Dr. Alison O’Neil Joins The Chemistry Department

The Chemistry Department is delighted to welcome Dr. Alison O’Neil as an Assistant Professor of Chemistry and an affiliated member of the Neuroscience and Behavior Program. As the first neurochemist in the department, Prof. O’Neil adds a new strongly interdisciplinary dimension to research and teaching in Chemistry. Her recently renovated lab, in the space formerly occupied by Rex Pratt, will be using motor neurons derived from adult stem cells to study the protein aggregation that occurs in ALS and related diseases. This semester she is teaching new course, CHEM 323, Biochemistry of Neurodegenerative Disease.

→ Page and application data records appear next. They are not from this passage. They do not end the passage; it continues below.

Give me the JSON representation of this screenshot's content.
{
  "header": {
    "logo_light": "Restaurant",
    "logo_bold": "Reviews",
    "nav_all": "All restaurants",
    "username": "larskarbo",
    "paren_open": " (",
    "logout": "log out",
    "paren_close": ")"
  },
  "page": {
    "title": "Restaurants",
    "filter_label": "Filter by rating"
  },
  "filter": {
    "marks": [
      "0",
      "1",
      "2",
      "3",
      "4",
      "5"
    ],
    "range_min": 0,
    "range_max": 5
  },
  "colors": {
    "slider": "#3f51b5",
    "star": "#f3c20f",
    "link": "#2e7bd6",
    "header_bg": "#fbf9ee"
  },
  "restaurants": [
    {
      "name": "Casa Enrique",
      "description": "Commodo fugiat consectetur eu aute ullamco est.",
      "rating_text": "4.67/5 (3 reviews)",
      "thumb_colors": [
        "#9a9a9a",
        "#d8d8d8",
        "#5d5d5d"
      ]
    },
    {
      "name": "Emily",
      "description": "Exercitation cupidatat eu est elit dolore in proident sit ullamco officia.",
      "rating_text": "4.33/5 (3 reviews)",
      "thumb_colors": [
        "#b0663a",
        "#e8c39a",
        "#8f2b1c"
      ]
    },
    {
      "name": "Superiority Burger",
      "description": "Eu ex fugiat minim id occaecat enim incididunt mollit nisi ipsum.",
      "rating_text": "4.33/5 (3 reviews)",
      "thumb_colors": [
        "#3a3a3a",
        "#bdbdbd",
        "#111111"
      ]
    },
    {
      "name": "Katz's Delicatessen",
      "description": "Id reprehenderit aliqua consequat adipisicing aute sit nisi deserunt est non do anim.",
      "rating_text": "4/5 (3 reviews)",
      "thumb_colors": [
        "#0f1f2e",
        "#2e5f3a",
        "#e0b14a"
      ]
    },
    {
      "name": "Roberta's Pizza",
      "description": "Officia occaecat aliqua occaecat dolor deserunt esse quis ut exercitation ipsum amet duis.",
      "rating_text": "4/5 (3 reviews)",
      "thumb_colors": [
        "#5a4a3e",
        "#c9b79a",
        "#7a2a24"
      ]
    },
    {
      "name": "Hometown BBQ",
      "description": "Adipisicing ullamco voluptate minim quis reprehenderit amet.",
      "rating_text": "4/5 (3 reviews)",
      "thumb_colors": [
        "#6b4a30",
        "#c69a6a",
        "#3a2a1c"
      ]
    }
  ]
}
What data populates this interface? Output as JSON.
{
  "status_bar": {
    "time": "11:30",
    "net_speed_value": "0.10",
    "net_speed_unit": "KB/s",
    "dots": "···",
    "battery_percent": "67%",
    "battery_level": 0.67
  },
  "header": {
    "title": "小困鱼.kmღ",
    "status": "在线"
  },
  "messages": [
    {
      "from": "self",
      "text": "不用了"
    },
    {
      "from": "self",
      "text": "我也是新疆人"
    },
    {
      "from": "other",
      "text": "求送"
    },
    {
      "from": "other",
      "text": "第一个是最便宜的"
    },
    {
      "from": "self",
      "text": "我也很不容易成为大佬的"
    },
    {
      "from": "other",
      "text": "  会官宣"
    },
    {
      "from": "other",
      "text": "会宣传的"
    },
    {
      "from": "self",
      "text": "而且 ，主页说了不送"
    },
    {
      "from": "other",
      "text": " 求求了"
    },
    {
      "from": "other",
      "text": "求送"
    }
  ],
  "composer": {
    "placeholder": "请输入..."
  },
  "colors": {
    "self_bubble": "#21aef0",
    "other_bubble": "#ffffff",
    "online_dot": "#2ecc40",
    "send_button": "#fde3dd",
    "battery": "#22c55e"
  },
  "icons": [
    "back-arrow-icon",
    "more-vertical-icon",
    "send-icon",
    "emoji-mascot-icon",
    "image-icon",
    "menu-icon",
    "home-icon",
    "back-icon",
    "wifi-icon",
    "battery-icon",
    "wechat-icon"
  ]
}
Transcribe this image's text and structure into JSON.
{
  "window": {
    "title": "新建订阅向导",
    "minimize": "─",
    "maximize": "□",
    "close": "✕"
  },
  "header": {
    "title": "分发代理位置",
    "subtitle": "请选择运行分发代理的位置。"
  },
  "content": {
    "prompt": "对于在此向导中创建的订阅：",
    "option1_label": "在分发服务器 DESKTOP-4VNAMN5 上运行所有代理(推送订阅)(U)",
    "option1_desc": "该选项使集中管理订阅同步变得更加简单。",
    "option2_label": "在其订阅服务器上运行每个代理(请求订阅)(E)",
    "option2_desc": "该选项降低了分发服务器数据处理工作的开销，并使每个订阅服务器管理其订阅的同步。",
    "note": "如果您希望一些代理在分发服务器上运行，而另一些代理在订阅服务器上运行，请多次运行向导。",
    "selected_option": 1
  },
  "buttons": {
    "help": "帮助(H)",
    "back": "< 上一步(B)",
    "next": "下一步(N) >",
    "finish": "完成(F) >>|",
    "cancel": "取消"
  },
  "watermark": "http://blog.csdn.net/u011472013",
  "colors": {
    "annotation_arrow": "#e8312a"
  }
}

Prof. O’Neil received her B.S. while doing proteomics research with Prof. Anna Tan-Wilson at Binghamton University. She then went on to join the Research and Development Team at LigoCyte Pharmaceuticals (now Takeda Vaccine) working on a vaccine for Norovirus. She then joined the Chemistry and Biochemistry department at Montana State University and earned her PhD under Prof. Trevor Douglas. Prof. O’Neil’s private sector and graduate work was based on designing materials based on viral capsid assemblies. For her post-doctoral studies, she worked on modeling and understanding neurodegenerative diseases using human stem cells at Harvard University. While at Harvard, Prof. O’Neil authored collaborative work with Google, Vertex, and Biogen Idec.

Prof. O’Neil’s interdisciplinary research will combine her biochemistry and stem cell training to investigate the role of protein aggregates in the progress of neurodegeneration. The Chemistry Department is very pleased to have her join us.

Tsagana Ednyasheva receives PhD

Dr. Tsagana Ednyasheva

Dr. Tsagan (Tsagana) Ednyasheva successfully defended her PhD thesis, “Novel Asymmetric Syntheses of Rocaglates and Their Analogs through a Cinchona Alkaloid-Catalyzed Interrupted Feist-Bénary-Like Reaction”, on June 20, 2018. Tsagana came to Wesleyan in 2012 after receiving her combined Master’s/Bachelor’s degree in Chemistry from Moscow State University. She had also spent the summer of 2010 working in the Pratt lab, along with her cousin Liudmila (Liuda) Dzhekieva. Tsagana joined Prof. Calter’s lab in the fall of 2012 and worked on a number of projects before settling on a synthesis of the potent anticancer compound, rocaglamide. She developed a rapid synthesis of a new set of analogs of the rocaglamides, taking the Calter group further into medicinal chemistry than it had ever gone. After a long overdue trip to Russia to visit family and friends, Tsagana started her first PhD level job at Exemplify BioPharma, where she joins fellow Calter group alumnus Alexander (Sasha) Korotkov.